WOOD RIDGE, N.J. (AP) — A New Jersey mother is suing an Iowa production company after an instructional breast-feeding video she appeared in was taken by a third party and used to create pornography.
A federal court judge ruled last week that MaryAnn Sahoury's lawsuit against the Meredith Corp. could proceed. In January 2010, Sahoury agreed to demonstrate breast-feeding techniques with her month-old daughter in a video for Parents TV, which broadcasts original videos on parenting. Sahoury, who had had trouble breast-feeding, wanted to help women who faced similar difficulties, she said.
"I didn't get paid to do this. I didn't want to be some sort of celebrity," Sahoury, 35, told The Associated Press. "I did this to help other moms."
Sahoury claims she was told by a producer that only first names would be used in the video. When filming was over, Sahoury was asked to sign a piece of paper; she was juggling her daughter and signed it without reading.
Months later, Sahoury Googled herself. She was shocked by the results: numerous links to pornographic sites and videos containing her name. She clicked on one and saw the breast-feeding video spliced with a woman of "similar features and stature" performing sex acts, according to the lawsuit. Sahoury then Googled her infant daughter's name, which also returned links to pornographic sites and videos.
"It was terrifying," Sahoury said. "It was like I can't even control my life and it was spiraling out of control."
Sahoury's full name was used in the video, the lawsuit states, yielding the Google results. The lawsuit also claims the video was placed on YouTube, when Sahoury was told it would appear only on Parents TV and cable television. Her lawsuit is seeking an order prohibiting the defendants from using the video featuring her and her daughter for any purpose; it also seeks attorney fees.
Meredith said the paper Sahoury signed was a release authorizing the company to use her "image, voice and name," according to her suit.
The lawsuit states the Des Moines, Iowa-based company initially worked to help find the person believed to be responsible for the video and remove it from the Internet, but the help waned.
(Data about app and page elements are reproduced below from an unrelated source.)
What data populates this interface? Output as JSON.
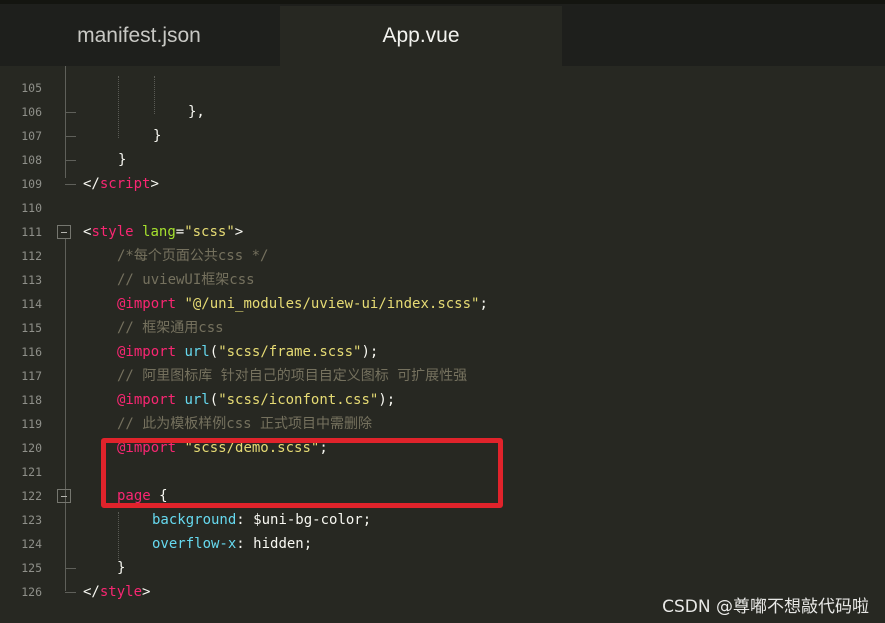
{
  "tabs": [
    {
      "label": "manifest.json",
      "active": false
    },
    {
      "label": "App.vue",
      "active": true
    }
  ],
  "lines": [
    {
      "num": "105",
      "tokens": []
    },
    {
      "num": "106",
      "tokens": [
        {
          "t": "},",
          "c": "txt"
        }
      ]
    },
    {
      "num": "107",
      "tokens": [
        {
          "t": "}",
          "c": "txt"
        }
      ]
    },
    {
      "num": "108",
      "tokens": [
        {
          "t": "}",
          "c": "txt"
        }
      ]
    },
    {
      "num": "109",
      "tokens": [
        {
          "t": "</",
          "c": "txt"
        },
        {
          "t": "script",
          "c": "tag"
        },
        {
          "t": ">",
          "c": "txt"
        }
      ]
    },
    {
      "num": "110",
      "tokens": []
    },
    {
      "num": "111",
      "tokens": [
        {
          "t": "<",
          "c": "txt"
        },
        {
          "t": "style",
          "c": "tag"
        },
        {
          "t": " ",
          "c": "txt"
        },
        {
          "t": "lang",
          "c": "attr"
        },
        {
          "t": "=",
          "c": "txt"
        },
        {
          "t": "\"scss\"",
          "c": "str"
        },
        {
          "t": ">",
          "c": "txt"
        }
      ]
    },
    {
      "num": "112",
      "tokens": [
        {
          "t": "/*每个页面公共css */",
          "c": "cmt"
        }
      ]
    },
    {
      "num": "113",
      "tokens": [
        {
          "t": "// uviewUI框架css",
          "c": "cmt"
        }
      ]
    },
    {
      "num": "114",
      "tokens": [
        {
          "t": "@import",
          "c": "at"
        },
        {
          "t": " ",
          "c": "txt"
        },
        {
          "t": "\"@/uni_modules/uview-ui/index.scss\"",
          "c": "str"
        },
        {
          "t": ";",
          "c": "txt"
        }
      ]
    },
    {
      "num": "115",
      "tokens": [
        {
          "t": "// 框架通用css",
          "c": "cmt"
        }
      ]
    },
    {
      "num": "116",
      "tokens": [
        {
          "t": "@import",
          "c": "at"
        },
        {
          "t": " ",
          "c": "txt"
        },
        {
          "t": "url",
          "c": "fn"
        },
        {
          "t": "(",
          "c": "txt"
        },
        {
          "t": "\"scss/frame.scss\"",
          "c": "str"
        },
        {
          "t": ");",
          "c": "txt"
        }
      ]
    },
    {
      "num": "117",
      "tokens": [
        {
          "t": "// 阿里图标库 针对自己的项目自定义图标 可扩展性强",
          "c": "cmt"
        }
      ]
    },
    {
      "num": "118",
      "tokens": [
        {
          "t": "@import",
          "c": "at"
        },
        {
          "t": " ",
          "c": "txt"
        },
        {
          "t": "url",
          "c": "fn"
        },
        {
          "t": "(",
          "c": "txt"
        },
        {
          "t": "\"scss/iconfont.css\"",
          "c": "str"
        },
        {
          "t": ");",
          "c": "txt"
        }
      ]
    },
    {
      "num": "119",
      "tokens": [
        {
          "t": "// 此为模板样例css 正式项目中需删除",
          "c": "cmt"
        }
      ]
    },
    {
      "num": "120",
      "tokens": [
        {
          "t": "@import",
          "c": "at"
        },
        {
          "t": " ",
          "c": "txt"
        },
        {
          "t": "\"scss/demo.scss\"",
          "c": "str"
        },
        {
          "t": ";",
          "c": "txt"
        }
      ]
    },
    {
      "num": "121",
      "tokens": []
    },
    {
      "num": "122",
      "tokens": [
        {
          "t": "page",
          "c": "tag"
        },
        {
          "t": " {",
          "c": "txt"
        }
      ]
    },
    {
      "num": "123",
      "tokens": [
        {
          "t": "background",
          "c": "prop"
        },
        {
          "t": ": $uni-bg-color;",
          "c": "txt"
        }
      ]
    },
    {
      "num": "124",
      "tokens": [
        {
          "t": "overflow-x",
          "c": "prop"
        },
        {
          "t": ": hidden;",
          "c": "txt"
        }
      ]
    },
    {
      "num": "125",
      "tokens": [
        {
          "t": "}",
          "c": "txt"
        }
      ]
    },
    {
      "num": "126",
      "tokens": [
        {
          "t": "</",
          "c": "txt"
        },
        {
          "t": "style",
          "c": "tag"
        },
        {
          "t": ">",
          "c": "txt"
        }
      ]
    }
  ],
  "watermark": "CSDN @尊嘟不想敲代码啦",
  "colors": {
    "background": "#272822",
    "tag": "#f92672",
    "attribute": "#a6e22e",
    "string": "#e6db74",
    "comment": "#75715e",
    "function": "#66d9ef",
    "highlight_box": "#e0232b"
  }
}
Sahoury said videos kept popping up even after they were taken down.
In a statement, Meredith said it is "appalled" that the video was misused and it hired lawyers to file take-down demands and Internet specialists to clear online caches and continues the "good-faith efforts."
"We have taken these actions even though Ms. Sahoury signed a full release for herself and her daughter," the statement said.
Sahoury said she hopes the lawsuit leads to greater Internet protections.
"I never want this to happen again," she said.